§ **RECORDS SUPPLIED**:
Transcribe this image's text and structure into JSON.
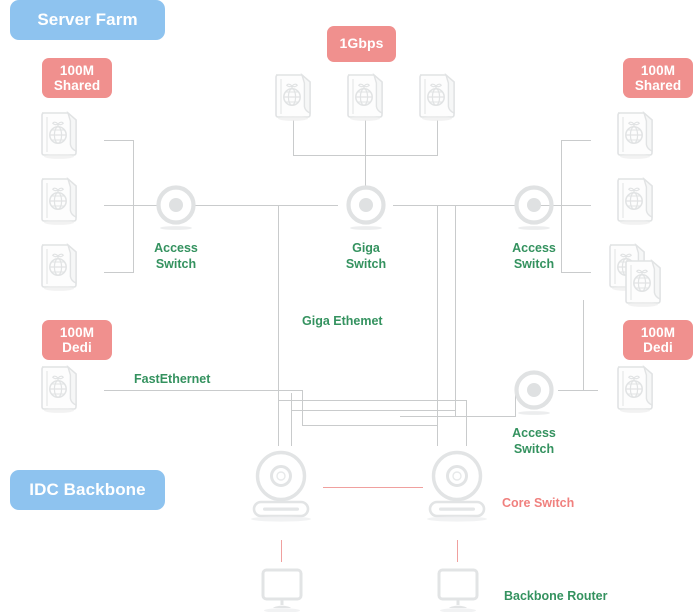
{
  "diagram": {
    "title": "Server Farm / IDC Backbone network topology",
    "colors": {
      "zone_badge": "#8ec3ef",
      "speed_badge": "#f0908e",
      "device_label": "#34925f",
      "core_label": "#f0807e",
      "link_line": "#c9cbcc",
      "core_link_line": "#f0a09e",
      "icon_outline": "#e3e5e6"
    },
    "zone_badges": [
      {
        "id": "server-farm",
        "label": "Server Farm"
      },
      {
        "id": "idc-backbone",
        "label": "IDC Backbone"
      }
    ],
    "speed_badges": [
      {
        "id": "left-shared",
        "label": "100M\nShared"
      },
      {
        "id": "top-gbps",
        "label": "1Gbps"
      },
      {
        "id": "right-shared",
        "label": "100M\nShared"
      },
      {
        "id": "left-dedi",
        "label": "100M\nDedi"
      },
      {
        "id": "right-dedi",
        "label": "100M\nDedi"
      }
    ],
    "devices": [
      {
        "id": "access-switch-left",
        "label": "Access\nSwitch",
        "type": "switch"
      },
      {
        "id": "giga-switch",
        "label": "Giga\nSwitch",
        "type": "switch"
      },
      {
        "id": "access-switch-right-top",
        "label": "Access\nSwitch",
        "type": "switch"
      },
      {
        "id": "access-switch-right-bottom",
        "label": "Access\nSwitch",
        "type": "switch"
      },
      {
        "id": "core-switch",
        "label": "Core Switch",
        "type": "core-switch"
      },
      {
        "id": "backbone-router",
        "label": "Backbone Router",
        "type": "router"
      }
    ],
    "link_labels": [
      {
        "id": "giga-ethernet",
        "label": "Giga Ethemet"
      },
      {
        "id": "fast-ethernet",
        "label": "FastEthernet"
      }
    ],
    "server_groups": [
      {
        "id": "left-shared-servers",
        "count": 3
      },
      {
        "id": "top-giga-servers",
        "count": 3
      },
      {
        "id": "right-shared-servers",
        "count": 4
      },
      {
        "id": "left-dedi-server",
        "count": 1
      },
      {
        "id": "right-dedi-server",
        "count": 1
      }
    ]
  }
}
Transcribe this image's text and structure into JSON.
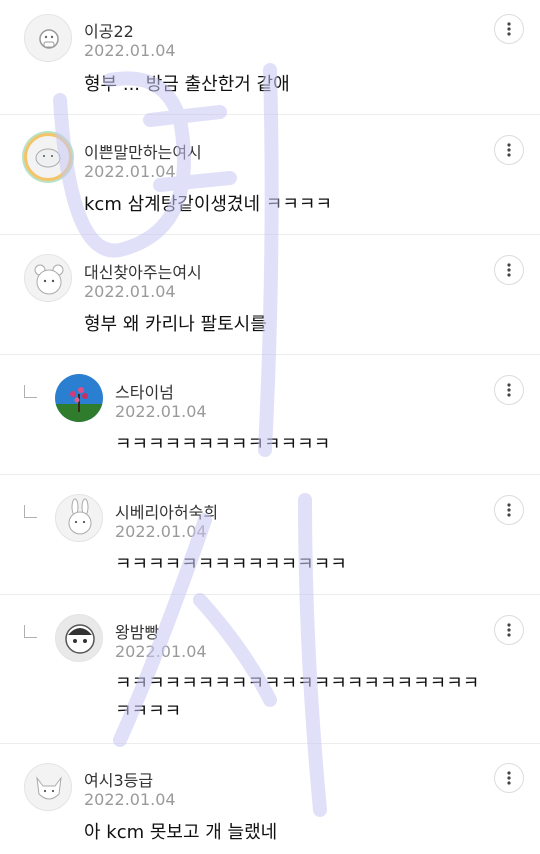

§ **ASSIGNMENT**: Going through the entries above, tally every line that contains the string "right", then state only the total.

§ **YOUR RESPONSE**: 6